US Army Brigadier General Janis Karpinski, the officer who has been at the center of a storm about abuse and torture by US soldiers at Abu Ghraib prison in Iraq, broke her silence Saturday. General Karpinski was the commander of Abu Ghraib prison.
Speaking to the press from her home in South Carolina, General Karpinski admitted to knowing about the abuse since January, but denied that her reservist soldiers in the 800th Military Police Brigade had been primarily responsible.
She said that her commanders wanted to escape responsibility by blaming the reservist military police units under her command, and that her commanders considered the reservist soldiers as “disposable.”
She insisted that the regular army, active-duty, military intelligence units bore the ultimate responsibility, saying, “Why would they want the active-duty people to take the blame? They want to put this on the M.P.’s and hope that this thing goes away. Well, it’s not going to go away.”
Karpinski may be justifiably shifting the spotlight onto her commanders, but published information does indicate that Karpinski had active-duty, non-reservist, military intelligence personnel under her direct command.
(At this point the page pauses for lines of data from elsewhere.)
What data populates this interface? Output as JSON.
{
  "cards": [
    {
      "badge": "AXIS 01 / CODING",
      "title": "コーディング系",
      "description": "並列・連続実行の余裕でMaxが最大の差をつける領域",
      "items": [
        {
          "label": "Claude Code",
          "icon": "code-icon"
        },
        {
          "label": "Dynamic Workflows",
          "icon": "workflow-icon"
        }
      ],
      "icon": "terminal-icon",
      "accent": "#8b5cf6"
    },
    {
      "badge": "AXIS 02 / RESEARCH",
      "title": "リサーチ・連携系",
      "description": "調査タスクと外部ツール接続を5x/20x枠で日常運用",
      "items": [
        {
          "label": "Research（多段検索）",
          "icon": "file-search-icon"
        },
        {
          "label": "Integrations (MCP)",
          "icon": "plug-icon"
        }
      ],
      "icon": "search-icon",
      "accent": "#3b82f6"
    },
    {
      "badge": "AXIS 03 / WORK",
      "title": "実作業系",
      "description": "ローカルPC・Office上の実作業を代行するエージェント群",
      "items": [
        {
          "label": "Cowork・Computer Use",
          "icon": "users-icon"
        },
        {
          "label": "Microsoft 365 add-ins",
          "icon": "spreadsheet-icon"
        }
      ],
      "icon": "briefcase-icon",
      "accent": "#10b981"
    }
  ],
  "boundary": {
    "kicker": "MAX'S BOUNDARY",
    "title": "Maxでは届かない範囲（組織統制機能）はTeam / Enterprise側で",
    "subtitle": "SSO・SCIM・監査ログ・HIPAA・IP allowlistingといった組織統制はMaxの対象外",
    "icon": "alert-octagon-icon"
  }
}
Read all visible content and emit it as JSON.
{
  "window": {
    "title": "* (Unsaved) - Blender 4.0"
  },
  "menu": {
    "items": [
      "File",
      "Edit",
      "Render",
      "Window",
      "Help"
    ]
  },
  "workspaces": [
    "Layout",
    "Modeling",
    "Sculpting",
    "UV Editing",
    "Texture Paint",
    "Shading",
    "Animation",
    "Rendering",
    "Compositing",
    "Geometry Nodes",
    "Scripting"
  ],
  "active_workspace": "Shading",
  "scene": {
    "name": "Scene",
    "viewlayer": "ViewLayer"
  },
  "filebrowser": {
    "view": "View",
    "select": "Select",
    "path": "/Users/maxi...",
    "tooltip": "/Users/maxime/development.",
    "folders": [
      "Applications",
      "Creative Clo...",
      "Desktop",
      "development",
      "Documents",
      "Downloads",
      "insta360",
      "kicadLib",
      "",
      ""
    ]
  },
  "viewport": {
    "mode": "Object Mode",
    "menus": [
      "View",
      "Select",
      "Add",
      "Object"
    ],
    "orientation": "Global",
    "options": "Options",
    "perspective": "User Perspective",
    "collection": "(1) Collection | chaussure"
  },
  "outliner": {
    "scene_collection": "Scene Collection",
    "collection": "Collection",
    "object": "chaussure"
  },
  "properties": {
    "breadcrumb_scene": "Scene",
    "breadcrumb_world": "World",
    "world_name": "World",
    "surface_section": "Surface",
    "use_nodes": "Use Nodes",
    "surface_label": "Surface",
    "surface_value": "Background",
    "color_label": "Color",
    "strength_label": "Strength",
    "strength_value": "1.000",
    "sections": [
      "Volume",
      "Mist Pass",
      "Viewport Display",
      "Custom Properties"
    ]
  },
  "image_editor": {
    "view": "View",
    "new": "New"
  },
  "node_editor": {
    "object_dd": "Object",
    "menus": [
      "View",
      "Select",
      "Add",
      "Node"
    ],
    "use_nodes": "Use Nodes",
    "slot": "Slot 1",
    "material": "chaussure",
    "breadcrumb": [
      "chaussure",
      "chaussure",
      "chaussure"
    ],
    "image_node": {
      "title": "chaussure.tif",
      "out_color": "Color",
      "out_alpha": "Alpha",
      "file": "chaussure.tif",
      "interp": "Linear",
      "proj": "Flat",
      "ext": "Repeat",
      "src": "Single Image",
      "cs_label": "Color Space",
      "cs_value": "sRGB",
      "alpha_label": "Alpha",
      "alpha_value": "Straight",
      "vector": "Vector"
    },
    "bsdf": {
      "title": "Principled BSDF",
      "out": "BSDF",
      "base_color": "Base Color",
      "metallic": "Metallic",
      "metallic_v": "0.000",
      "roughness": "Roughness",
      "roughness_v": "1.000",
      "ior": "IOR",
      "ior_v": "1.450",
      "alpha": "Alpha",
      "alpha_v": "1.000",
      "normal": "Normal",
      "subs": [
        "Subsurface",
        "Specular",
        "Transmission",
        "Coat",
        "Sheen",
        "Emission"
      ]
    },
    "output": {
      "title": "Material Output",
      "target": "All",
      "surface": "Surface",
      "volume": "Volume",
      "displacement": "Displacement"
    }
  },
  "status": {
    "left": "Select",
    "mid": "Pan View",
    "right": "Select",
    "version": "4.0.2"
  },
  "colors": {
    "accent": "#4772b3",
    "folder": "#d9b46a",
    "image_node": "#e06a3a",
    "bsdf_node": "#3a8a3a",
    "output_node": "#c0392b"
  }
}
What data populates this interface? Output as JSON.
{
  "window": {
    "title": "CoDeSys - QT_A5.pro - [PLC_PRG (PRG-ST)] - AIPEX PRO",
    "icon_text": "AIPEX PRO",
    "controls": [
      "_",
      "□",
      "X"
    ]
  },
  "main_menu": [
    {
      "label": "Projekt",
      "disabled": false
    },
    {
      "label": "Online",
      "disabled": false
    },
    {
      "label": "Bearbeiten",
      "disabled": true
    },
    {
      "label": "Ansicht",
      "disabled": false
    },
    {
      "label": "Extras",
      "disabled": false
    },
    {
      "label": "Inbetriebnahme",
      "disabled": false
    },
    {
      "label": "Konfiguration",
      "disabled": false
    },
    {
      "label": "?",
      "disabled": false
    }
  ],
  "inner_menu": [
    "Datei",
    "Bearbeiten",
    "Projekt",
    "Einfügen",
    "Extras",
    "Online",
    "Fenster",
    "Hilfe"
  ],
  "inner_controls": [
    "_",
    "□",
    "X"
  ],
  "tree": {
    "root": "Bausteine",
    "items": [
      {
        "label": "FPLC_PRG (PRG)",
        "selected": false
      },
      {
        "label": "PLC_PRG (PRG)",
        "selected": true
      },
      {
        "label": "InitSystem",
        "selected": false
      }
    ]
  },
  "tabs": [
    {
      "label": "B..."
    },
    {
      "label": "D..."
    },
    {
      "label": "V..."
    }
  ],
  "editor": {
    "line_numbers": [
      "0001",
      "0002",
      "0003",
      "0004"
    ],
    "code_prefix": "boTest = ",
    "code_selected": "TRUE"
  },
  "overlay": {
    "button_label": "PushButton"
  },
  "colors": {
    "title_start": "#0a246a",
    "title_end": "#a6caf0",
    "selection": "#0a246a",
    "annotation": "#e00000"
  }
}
Military intelligence personnel were often asked to help torture prisoners in the notorious 1A cellblock, according to published reports.
Karpinski, a former Special Forces intelligence officer who speaks Arabic, spent 10 years in the Army before entering the reserves in 1987. She said she did not know what was going on in the 1A torture cellblock in the prison she ran because it was off limits to her troops.
A secret report prepared by the Army, and disclosed by The New Yorker magazine recommended that seven members of a military police unit be charged. The report not recommended that General Karpinski face charges.